* **Dataset**:
—————

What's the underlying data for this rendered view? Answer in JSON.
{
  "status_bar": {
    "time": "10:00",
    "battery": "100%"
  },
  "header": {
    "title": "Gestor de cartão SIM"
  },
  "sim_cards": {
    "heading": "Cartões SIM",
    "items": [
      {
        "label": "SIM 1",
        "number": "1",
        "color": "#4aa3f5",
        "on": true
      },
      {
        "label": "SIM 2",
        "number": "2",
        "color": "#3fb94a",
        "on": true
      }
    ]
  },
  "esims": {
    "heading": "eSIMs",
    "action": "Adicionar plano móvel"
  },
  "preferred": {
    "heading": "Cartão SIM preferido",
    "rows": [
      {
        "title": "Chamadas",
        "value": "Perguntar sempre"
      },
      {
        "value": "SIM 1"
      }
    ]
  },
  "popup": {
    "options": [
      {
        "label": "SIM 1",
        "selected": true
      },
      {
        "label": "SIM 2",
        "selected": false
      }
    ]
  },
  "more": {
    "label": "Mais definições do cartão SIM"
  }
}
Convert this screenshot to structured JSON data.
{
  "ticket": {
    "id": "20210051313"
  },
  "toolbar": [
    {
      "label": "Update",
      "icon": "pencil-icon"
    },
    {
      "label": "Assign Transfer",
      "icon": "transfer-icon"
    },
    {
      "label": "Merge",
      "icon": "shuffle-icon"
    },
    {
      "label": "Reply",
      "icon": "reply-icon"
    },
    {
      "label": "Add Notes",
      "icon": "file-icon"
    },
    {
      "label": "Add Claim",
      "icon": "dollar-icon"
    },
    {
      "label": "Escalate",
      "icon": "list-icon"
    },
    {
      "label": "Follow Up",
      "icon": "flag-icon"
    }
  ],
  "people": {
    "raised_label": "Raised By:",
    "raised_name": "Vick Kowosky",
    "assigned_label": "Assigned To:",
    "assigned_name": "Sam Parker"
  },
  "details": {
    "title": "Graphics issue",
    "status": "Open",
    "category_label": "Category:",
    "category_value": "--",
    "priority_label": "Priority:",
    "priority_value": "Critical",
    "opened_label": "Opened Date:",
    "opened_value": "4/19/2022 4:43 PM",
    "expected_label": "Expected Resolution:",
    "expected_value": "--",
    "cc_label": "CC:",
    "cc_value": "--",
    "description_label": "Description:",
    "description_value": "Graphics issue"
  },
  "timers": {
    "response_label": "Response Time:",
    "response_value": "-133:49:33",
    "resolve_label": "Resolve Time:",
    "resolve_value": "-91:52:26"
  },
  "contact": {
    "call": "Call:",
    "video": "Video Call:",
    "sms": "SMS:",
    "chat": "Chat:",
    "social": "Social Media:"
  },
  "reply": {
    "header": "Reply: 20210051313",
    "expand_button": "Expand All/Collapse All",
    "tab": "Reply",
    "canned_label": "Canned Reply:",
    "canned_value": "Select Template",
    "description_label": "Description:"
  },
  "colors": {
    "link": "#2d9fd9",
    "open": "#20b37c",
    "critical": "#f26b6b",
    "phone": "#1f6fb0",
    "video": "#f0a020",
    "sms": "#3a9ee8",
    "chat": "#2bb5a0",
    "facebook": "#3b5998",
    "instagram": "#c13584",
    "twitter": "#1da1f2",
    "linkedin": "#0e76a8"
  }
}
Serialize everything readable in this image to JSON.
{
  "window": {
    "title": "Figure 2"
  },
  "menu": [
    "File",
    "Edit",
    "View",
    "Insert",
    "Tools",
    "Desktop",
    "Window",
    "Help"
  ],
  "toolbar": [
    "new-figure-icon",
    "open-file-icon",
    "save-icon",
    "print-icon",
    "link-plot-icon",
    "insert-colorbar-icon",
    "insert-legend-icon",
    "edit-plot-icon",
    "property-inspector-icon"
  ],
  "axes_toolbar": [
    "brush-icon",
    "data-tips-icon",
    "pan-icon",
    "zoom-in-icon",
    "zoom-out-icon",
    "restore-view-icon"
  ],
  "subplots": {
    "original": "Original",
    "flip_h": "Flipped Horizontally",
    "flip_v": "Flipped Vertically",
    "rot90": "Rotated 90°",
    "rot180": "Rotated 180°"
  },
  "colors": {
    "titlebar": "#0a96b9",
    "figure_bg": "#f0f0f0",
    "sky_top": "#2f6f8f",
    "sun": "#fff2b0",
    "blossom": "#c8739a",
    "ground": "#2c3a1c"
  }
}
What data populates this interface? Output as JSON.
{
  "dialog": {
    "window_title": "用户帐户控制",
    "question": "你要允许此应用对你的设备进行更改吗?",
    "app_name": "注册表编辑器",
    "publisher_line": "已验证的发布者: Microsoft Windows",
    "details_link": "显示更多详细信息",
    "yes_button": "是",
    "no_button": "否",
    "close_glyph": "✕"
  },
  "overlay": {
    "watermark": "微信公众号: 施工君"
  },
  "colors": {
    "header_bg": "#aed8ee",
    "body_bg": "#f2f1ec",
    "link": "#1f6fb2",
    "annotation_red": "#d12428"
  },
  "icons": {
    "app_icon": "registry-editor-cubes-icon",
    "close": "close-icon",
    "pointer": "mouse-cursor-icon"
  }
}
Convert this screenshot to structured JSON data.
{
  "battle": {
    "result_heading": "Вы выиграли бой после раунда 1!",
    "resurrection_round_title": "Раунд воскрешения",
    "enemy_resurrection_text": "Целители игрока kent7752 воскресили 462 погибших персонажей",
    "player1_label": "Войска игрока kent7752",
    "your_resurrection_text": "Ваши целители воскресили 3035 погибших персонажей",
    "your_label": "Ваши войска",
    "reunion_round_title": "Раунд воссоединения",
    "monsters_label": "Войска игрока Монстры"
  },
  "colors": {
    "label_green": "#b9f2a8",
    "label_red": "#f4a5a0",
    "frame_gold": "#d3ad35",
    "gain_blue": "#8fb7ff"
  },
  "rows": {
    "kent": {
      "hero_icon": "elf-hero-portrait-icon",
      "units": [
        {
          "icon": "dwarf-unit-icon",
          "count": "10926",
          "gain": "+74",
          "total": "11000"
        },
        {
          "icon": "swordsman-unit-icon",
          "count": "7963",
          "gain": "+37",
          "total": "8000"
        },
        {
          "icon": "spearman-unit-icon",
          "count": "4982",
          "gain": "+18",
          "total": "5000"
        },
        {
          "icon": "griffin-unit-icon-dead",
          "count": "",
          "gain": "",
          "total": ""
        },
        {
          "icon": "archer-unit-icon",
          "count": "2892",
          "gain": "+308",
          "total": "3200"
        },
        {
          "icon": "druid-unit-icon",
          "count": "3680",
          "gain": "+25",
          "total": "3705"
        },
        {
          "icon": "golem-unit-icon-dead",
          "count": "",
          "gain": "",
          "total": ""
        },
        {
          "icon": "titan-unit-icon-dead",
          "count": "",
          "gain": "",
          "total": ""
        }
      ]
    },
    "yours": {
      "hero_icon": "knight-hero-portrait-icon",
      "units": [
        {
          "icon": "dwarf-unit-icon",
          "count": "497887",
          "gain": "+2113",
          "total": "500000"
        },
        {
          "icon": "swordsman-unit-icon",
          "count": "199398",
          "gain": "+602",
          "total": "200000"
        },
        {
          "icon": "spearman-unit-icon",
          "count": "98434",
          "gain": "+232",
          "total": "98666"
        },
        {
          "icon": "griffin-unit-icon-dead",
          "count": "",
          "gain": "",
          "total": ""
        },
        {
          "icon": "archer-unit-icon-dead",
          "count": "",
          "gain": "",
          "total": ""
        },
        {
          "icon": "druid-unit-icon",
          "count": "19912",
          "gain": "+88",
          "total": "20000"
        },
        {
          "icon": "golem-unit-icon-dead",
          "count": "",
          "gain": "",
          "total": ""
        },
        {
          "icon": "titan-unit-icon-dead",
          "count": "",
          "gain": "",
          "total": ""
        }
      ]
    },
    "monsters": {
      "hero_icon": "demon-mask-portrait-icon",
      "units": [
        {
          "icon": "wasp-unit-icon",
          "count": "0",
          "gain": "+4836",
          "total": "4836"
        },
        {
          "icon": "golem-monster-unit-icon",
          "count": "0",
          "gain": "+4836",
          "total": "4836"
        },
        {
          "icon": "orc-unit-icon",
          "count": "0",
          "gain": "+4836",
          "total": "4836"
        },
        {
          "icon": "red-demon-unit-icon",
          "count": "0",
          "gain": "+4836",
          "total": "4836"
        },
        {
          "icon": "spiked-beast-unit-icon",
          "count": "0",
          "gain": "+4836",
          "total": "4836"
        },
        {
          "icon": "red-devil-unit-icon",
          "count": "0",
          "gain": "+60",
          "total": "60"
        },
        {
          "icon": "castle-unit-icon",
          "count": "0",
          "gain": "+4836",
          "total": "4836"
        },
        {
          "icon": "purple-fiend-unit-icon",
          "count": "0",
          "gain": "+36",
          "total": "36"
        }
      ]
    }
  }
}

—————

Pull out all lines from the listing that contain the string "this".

What's the underlying data for this rendered view? Answer in JSON.
Convert this screenshot to structured JSON data.
Serialize everything readable in this image to JSON.
What data populates this interface? Output as JSON.
Convert this screenshot to structured JSON data.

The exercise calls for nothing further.